## [WHAT THIS TASK INVOLVES]
From start to end, write out the following data exactly, apart from its images.

(Dataset items)
%%

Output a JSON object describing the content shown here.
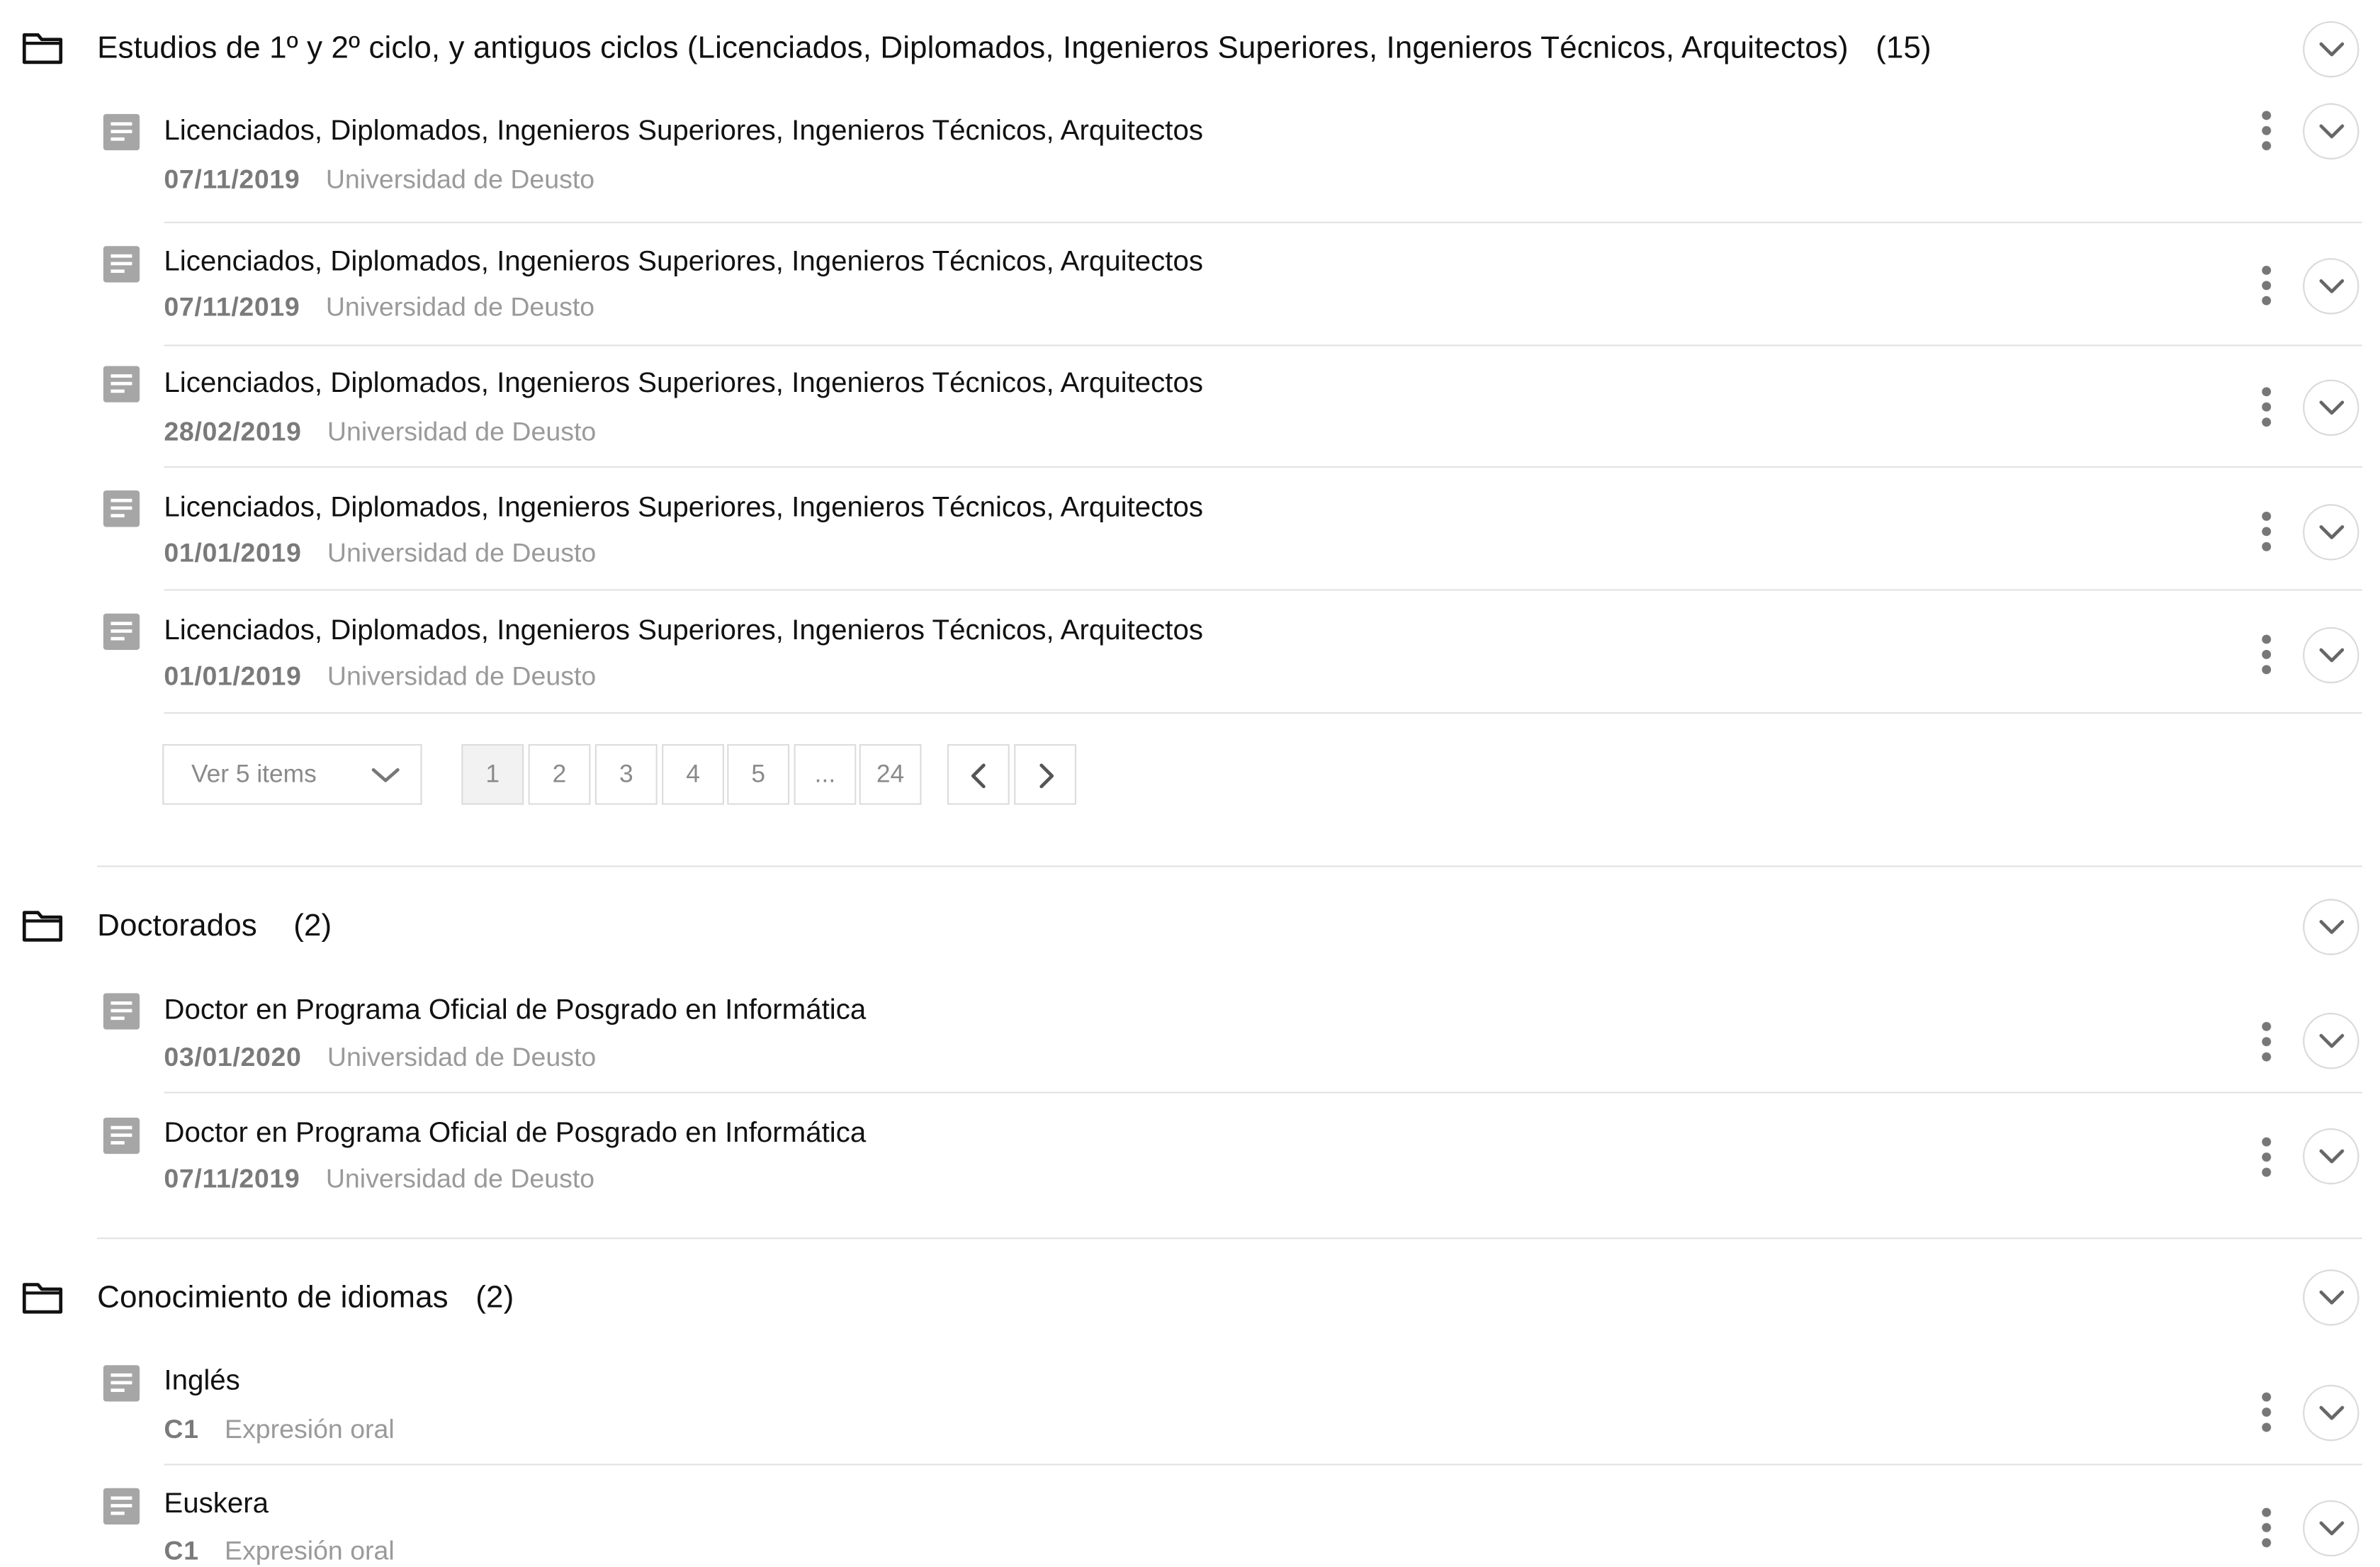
{
  "sections": [
    {
      "title": "Estudios de 1º y 2º ciclo, y antiguos ciclos (Licenciados, Diplomados, Ingenieros Superiores, Ingenieros Técnicos, Arquitectos)",
      "count": "(15)",
      "items": [
        {
          "title": "Licenciados, Diplomados, Ingenieros Superiores, Ingenieros Técnicos, Arquitectos",
          "meta_a": "07/11/2019",
          "meta_b": "Universidad de Deusto"
        },
        {
          "title": "Licenciados, Diplomados, Ingenieros Superiores, Ingenieros Técnicos, Arquitectos",
          "meta_a": "07/11/2019",
          "meta_b": "Universidad de Deusto"
        },
        {
          "title": "Licenciados, Diplomados, Ingenieros Superiores, Ingenieros Técnicos, Arquitectos",
          "meta_a": "28/02/2019",
          "meta_b": "Universidad de Deusto"
        },
        {
          "title": "Licenciados, Diplomados, Ingenieros Superiores, Ingenieros Técnicos, Arquitectos",
          "meta_a": "01/01/2019",
          "meta_b": "Universidad de Deusto"
        },
        {
          "title": "Licenciados, Diplomados, Ingenieros Superiores, Ingenieros Técnicos, Arquitectos",
          "meta_a": "01/01/2019",
          "meta_b": "Universidad de Deusto"
        }
      ],
      "pagination": {
        "page_size_label": "Ver 5 items",
        "pages": [
          "1",
          "2",
          "3",
          "4",
          "5",
          "...",
          "24"
        ],
        "current_page": "1"
      }
    },
    {
      "title": "Doctorados",
      "count": "(2)",
      "items": [
        {
          "title": "Doctor en Programa Oficial de Posgrado en Informática",
          "meta_a": "03/01/2020",
          "meta_b": "Universidad de Deusto"
        },
        {
          "title": "Doctor en Programa Oficial de Posgrado en Informática",
          "meta_a": "07/11/2019",
          "meta_b": "Universidad de Deusto"
        }
      ]
    },
    {
      "title": "Conocimiento de idiomas",
      "count": "(2)",
      "items": [
        {
          "title": "Inglés",
          "meta_a": "C1",
          "meta_b": "Expresión oral"
        },
        {
          "title": "Euskera",
          "meta_a": "C1",
          "meta_b": "Expresión oral"
        }
      ]
    }
  ],
  "icons": {
    "section": "folder-icon",
    "item": "document-icon",
    "expand": "chevron-down-icon",
    "more": "more-vertical-icon",
    "prev": "chevron-left-icon",
    "next": "chevron-right-icon"
  },
  "colors": {
    "text": "#111111",
    "muted_bold": "#7a7a7a",
    "muted": "#9a9a9a",
    "icon_gray": "#a6a6a6",
    "border": "#dcdcdc",
    "active_page_bg": "#f2f2f2"
  }
}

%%

## [RESULT FOR THIS EXERCISE]
Output a JSON object describing the content shown here.
{
  "sections": [
    {
      "title": "Estudios de 1º y 2º ciclo, y antiguos ciclos (Licenciados, Diplomados, Ingenieros Superiores, Ingenieros Técnicos, Arquitectos)",
      "count": "(15)",
      "items": [
        {
          "title": "Licenciados, Diplomados, Ingenieros Superiores, Ingenieros Técnicos, Arquitectos",
          "meta_a": "07/11/2019",
          "meta_b": "Universidad de Deusto"
        },
        {
          "title": "Licenciados, Diplomados, Ingenieros Superiores, Ingenieros Técnicos, Arquitectos",
          "meta_a": "07/11/2019",
          "meta_b": "Universidad de Deusto"
        },
        {
          "title": "Licenciados, Diplomados, Ingenieros Superiores, Ingenieros Técnicos, Arquitectos",
          "meta_a": "28/02/2019",
          "meta_b": "Universidad de Deusto"
        },
        {
          "title": "Licenciados, Diplomados, Ingenieros Superiores, Ingenieros Técnicos, Arquitectos",
          "meta_a": "01/01/2019",
          "meta_b": "Universidad de Deusto"
        },
        {
          "title": "Licenciados, Diplomados, Ingenieros Superiores, Ingenieros Técnicos, Arquitectos",
          "meta_a": "01/01/2019",
          "meta_b": "Universidad de Deusto"
        }
      ],
      "pagination": {
        "page_size_label": "Ver 5 items",
        "pages": [
          "1",
          "2",
          "3",
          "4",
          "5",
          "...",
          "24"
        ],
        "current_page": "1"
      }
    },
    {
      "title": "Doctorados",
      "count": "(2)",
      "items": [
        {
          "title": "Doctor en Programa Oficial de Posgrado en Informática",
          "meta_a": "03/01/2020",
          "meta_b": "Universidad de Deusto"
        },
        {
          "title": "Doctor en Programa Oficial de Posgrado en Informática",
          "meta_a": "07/11/2019",
          "meta_b": "Universidad de Deusto"
        }
      ]
    },
    {
      "title": "Conocimiento de idiomas",
      "count": "(2)",
      "items": [
        {
          "title": "Inglés",
          "meta_a": "C1",
          "meta_b": "Expresión oral"
        },
        {
          "title": "Euskera",
          "meta_a": "C1",
          "meta_b": "Expresión oral"
        }
      ]
    }
  ],
  "icons": {
    "section": "folder-icon",
    "item": "document-icon",
    "expand": "chevron-down-icon",
    "more": "more-vertical-icon",
    "prev": "chevron-left-icon",
    "next": "chevron-right-icon"
  },
  "colors": {
    "text": "#111111",
    "muted_bold": "#7a7a7a",
    "muted": "#9a9a9a",
    "icon_gray": "#a6a6a6",
    "border": "#dcdcdc",
    "active_page_bg": "#f2f2f2"
  }
}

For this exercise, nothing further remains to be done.